Those who live in mountainous or inland areas are less likely to be informed about tsunamis, most of which occur in the Pacific ocean. An important term is water displacement. While a tsunami can be formed by landslides, asteroids (such as this sad scene from Meteor), volcanic activity, and so forth, most are caused by earthquakes. A plate in the ocean shifts, and that huge volume of water is displaced and seeks its own level. Deep at sea, ships may not even notice the tsunami.

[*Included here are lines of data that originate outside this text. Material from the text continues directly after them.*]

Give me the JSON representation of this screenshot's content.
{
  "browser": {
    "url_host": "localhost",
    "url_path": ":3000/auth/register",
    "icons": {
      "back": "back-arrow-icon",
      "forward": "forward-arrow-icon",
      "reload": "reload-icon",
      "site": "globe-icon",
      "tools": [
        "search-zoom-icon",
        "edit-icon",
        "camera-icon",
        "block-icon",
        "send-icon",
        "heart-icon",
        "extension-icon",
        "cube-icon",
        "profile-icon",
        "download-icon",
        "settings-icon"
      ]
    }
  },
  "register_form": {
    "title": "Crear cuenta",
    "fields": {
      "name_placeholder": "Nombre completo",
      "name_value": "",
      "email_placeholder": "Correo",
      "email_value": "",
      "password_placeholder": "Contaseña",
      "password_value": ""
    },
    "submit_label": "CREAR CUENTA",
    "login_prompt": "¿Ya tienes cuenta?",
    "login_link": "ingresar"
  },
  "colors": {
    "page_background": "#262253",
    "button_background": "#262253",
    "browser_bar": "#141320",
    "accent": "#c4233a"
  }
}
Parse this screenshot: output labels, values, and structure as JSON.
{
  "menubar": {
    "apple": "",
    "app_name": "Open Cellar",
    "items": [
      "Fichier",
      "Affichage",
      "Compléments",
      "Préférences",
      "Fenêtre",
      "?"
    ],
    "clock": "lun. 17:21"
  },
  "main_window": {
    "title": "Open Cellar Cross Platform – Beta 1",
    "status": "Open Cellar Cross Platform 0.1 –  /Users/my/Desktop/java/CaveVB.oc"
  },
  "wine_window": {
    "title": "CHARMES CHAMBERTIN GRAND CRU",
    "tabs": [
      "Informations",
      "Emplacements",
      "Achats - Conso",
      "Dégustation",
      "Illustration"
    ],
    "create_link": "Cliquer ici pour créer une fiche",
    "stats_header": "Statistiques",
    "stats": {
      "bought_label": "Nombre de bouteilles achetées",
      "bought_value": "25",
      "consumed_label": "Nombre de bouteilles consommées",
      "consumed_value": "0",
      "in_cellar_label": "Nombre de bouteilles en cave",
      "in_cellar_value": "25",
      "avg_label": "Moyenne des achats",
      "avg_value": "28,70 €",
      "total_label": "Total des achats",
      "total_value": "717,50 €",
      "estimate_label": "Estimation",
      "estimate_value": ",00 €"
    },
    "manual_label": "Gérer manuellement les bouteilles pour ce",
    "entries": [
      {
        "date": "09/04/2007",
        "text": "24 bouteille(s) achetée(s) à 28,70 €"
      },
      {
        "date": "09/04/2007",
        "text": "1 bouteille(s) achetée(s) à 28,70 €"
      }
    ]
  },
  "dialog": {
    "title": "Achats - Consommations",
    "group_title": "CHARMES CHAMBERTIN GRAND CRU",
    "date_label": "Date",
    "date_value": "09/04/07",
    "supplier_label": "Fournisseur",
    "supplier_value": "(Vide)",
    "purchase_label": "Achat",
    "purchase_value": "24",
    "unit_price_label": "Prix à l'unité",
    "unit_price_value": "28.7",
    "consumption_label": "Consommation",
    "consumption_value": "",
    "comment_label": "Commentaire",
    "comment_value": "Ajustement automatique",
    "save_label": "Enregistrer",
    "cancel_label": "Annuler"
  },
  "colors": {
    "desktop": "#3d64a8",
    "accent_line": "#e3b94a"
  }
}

Tsunami hitting Fukushima, those during the global Genesis Flood would have been far worse.
Tsunami hitting Fukushima prefecture, Jiji Press / Sadatsugu Tomizawa (CC BY-NC 2.0)
A tsumami (don't say "tidal wave", tides don't have much to do with these) is as fast as an airliner, but loses most of its momentum getting closer to shore. When it gets closer to land, however, the big problems start. There isn't just one wave, but a series that can be differing strengths and distances apart.

This two-minute silent video is interesting:

These things are extremely dangerous. You savvy that? When the tsunami warning sounds, don't be like those pinheads in California who actually went to the beach to look at it (here's a recent example). Hopefully, you made preparations to bug out. Take action and light a shuck out of there immediately. Most tsunamis are not nearly as large as a few in history or as portrayed in movies, but people can't take that chance.

All that background and public service material so we can get to the article at hand.

There are all sorts of warning systems in place, but one poor soul didn't have those available and was caught up in a tsunami thousands of years ago. He ended up fossilized. As we've seen, it's not just one tsunami wave, and the fossil record showed that there were several in this case as well. In history as well as modern times, tsunamis are not courteous with their victims, and many are never found.

During the Genesis Flood, there was all sorts of geological activity: volcanic action, earthquakes, flood water inundation and recession — and lots of tsunamis. Those were frequent and numerous, much more severe than the one under discussion and those in more recent history.
Evolutionary scientists discovered an ancient tsunami victim and a dog skeleton at Çeşme-Bağlararası, a settlement on the coast of Turkey. The researchers also found numerous marine shells mixed within the enveloping sediments, indicating that the waves washed in from the ocean. The site is a perfect microcosm for similar but much larger events that occurred during the global Flood.

Scientists from Turkey, Israel, and Austria collaborated on the archaeological study published in the Proceedings of the National Academy of Sciences. They determined that the skeletons were buried as a result of several closely-spaced tsunamis generated by the eruption of the Thera volcano on the Greek island of Santorini about 3,600 years ago. These tsunamis created a complex pattern of rapidly-deposited ash and sedimentary deposits about 3 feet thick, preserving the remains of the victims.

The rest of the article is at "Bronze Age Tsunami Reminiscent of the Flood."